Assignment:
Only the text of the records belongs in the answer, copied exactly, with every picture omitted.

Data under study:
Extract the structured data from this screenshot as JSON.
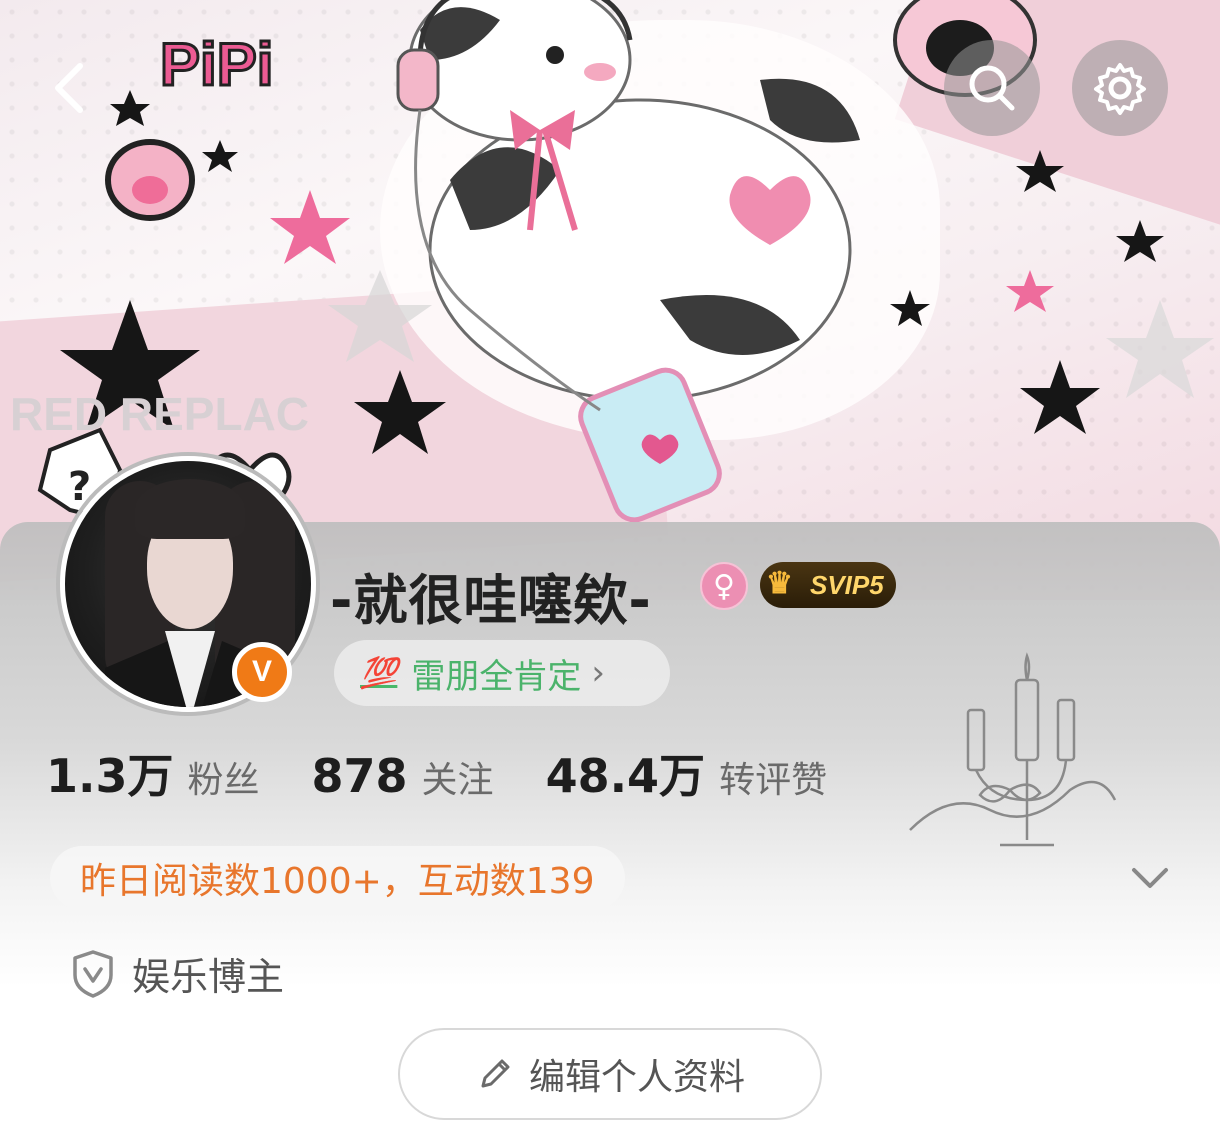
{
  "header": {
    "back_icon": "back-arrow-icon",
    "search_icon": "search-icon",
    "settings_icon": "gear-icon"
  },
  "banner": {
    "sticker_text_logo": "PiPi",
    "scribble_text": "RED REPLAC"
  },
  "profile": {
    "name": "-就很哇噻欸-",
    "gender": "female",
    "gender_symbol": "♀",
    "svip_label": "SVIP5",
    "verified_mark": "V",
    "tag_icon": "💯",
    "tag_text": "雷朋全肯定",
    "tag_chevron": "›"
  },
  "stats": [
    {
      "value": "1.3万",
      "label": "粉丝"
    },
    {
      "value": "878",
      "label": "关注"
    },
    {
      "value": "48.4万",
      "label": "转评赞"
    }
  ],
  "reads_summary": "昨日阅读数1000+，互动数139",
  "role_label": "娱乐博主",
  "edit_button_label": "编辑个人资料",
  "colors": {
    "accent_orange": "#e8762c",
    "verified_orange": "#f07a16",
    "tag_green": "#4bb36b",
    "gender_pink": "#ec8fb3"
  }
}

The completed task:
Extract the structured data from this screenshot as JSON.
{
  "header": {
    "back_icon": "back-arrow-icon",
    "search_icon": "search-icon",
    "settings_icon": "gear-icon"
  },
  "banner": {
    "sticker_text_logo": "PiPi",
    "scribble_text": "RED REPLAC"
  },
  "profile": {
    "name": "-就很哇噻欸-",
    "gender": "female",
    "gender_symbol": "♀",
    "svip_label": "SVIP5",
    "verified_mark": "V",
    "tag_icon": "💯",
    "tag_text": "雷朋全肯定",
    "tag_chevron": "›"
  },
  "stats": [
    {
      "value": "1.3万",
      "label": "粉丝"
    },
    {
      "value": "878",
      "label": "关注"
    },
    {
      "value": "48.4万",
      "label": "转评赞"
    }
  ],
  "reads_summary": "昨日阅读数1000+，互动数139",
  "role_label": "娱乐博主",
  "edit_button_label": "编辑个人资料",
  "colors": {
    "accent_orange": "#e8762c",
    "verified_orange": "#f07a16",
    "tag_green": "#4bb36b",
    "gender_pink": "#ec8fb3"
  }
}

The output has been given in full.